§ Work task: An identical copy of all the records is what the answer must contain.

Interface dataset entries
-.-.-
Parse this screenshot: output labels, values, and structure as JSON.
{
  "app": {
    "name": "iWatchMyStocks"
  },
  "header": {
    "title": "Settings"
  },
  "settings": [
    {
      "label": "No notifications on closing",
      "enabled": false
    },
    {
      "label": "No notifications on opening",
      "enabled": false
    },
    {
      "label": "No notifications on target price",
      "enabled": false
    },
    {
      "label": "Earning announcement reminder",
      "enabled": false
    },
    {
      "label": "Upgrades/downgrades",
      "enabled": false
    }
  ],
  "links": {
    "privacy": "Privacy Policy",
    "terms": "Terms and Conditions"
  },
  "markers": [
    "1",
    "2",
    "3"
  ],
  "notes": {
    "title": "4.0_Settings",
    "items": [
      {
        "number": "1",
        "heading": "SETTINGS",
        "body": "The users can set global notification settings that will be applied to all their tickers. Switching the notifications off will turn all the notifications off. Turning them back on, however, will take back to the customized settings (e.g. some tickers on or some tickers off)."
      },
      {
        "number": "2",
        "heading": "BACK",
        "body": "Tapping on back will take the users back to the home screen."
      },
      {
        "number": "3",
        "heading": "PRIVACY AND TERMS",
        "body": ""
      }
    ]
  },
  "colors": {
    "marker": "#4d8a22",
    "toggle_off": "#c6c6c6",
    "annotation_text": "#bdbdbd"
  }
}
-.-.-
§ Response below:
Parse this screenshot: output labels, values, and structure as JSON.
{
  "app": {
    "name": "iWatchMyStocks"
  },
  "header": {
    "title": "Settings"
  },
  "settings": [
    {
      "label": "No notifications on closing",
      "enabled": false
    },
    {
      "label": "No notifications on opening",
      "enabled": false
    },
    {
      "label": "No notifications on target price",
      "enabled": false
    },
    {
      "label": "Earning announcement reminder",
      "enabled": false
    },
    {
      "label": "Upgrades/downgrades",
      "enabled": false
    }
  ],
  "links": {
    "privacy": "Privacy Policy",
    "terms": "Terms and Conditions"
  },
  "markers": [
    "1",
    "2",
    "3"
  ],
  "notes": {
    "title": "4.0_Settings",
    "items": [
      {
        "number": "1",
        "heading": "SETTINGS",
        "body": "The users can set global notification settings that will be applied to all their tickers. Switching the notifications off will turn all the notifications off. Turning them back on, however, will take back to the customized settings (e.g. some tickers on or some tickers off)."
      },
      {
        "number": "2",
        "heading": "BACK",
        "body": "Tapping on back will take the users back to the home screen."
      },
      {
        "number": "3",
        "heading": "PRIVACY AND TERMS",
        "body": ""
      }
    ]
  },
  "colors": {
    "marker": "#4d8a22",
    "toggle_off": "#c6c6c6",
    "annotation_text": "#bdbdbd"
  }
}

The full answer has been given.